Bobby Vee (Robert Thomas Velline) April 30, 1943 – October 24, 2016
Having written recently about the infamous 1959 Clear Lake plane crash that claimed Buddy Holly and the others, I thought it might be worth mentioning one more of the era’s singers who also had a connection with the event. You might even say that his long and successful career had its roots in that tragedy.
Bobby Vee (real name Velline) was just 16 at the time of the crash, but the young musician was leading his own fledgling group, the Shadows, and appearing in his home town of Fargo, North Dakota. Ironically enough, Fargo was the next stop for the rock show that had been staggered by the loss of the stars on the plane, and Bobby — who was a big admirer of Buddy Holly — found himself appearing in his idol’s place.
It was certainly an unusual start for a career, but even if Bobby was no Buddy, he soon began to attract the attention of recording companies. Within a few months he’d recorded “Suzie Baby,” which sold enough records to show the music industry that he had something they could sell. He was a good looking kid with a pleasant voice, and the decision makers began to build his career.
The next decade was very good for Bobby Vee. Beginning with 1960’s huge hit, “Devil Or Angel,” he began a string of chart-busters that turned him into a huge pop star. Songs like “Rubber Ball,” “Run To Him,” and his biggest, “Take Good Care of My Baby,” all seemed to be playing on every jukebox in those days.

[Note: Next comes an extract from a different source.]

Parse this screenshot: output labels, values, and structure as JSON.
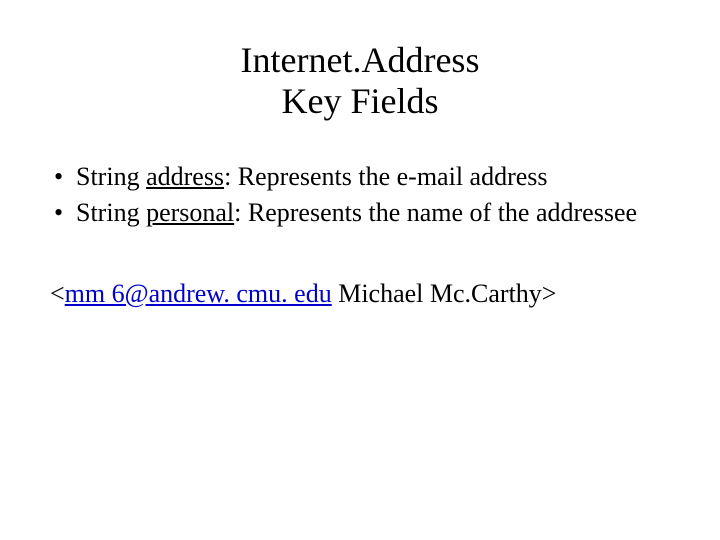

Bobby Vee was everywhere, with stage and TV appearances part of the mix, and the record hits kept coming. Some of his biggest included “Charms” and “The Night Has a Thousand Eyes,” but by the latter part of the decade the British Invasion was in full force and Bobby’s career began to slow a little. He was still popular and still working regularly, but 1967’s “Come Back When You Grow Up” would be his last Top Ten hit.
Over the next few decades Bobby Vee kept his hand in with occasional recordings and spot appearances, and eventually the rise in popularity of the Oldies Tour helped fuel a comeback. He currently shows up from time to time in places like Branson, and still has a lot of fans.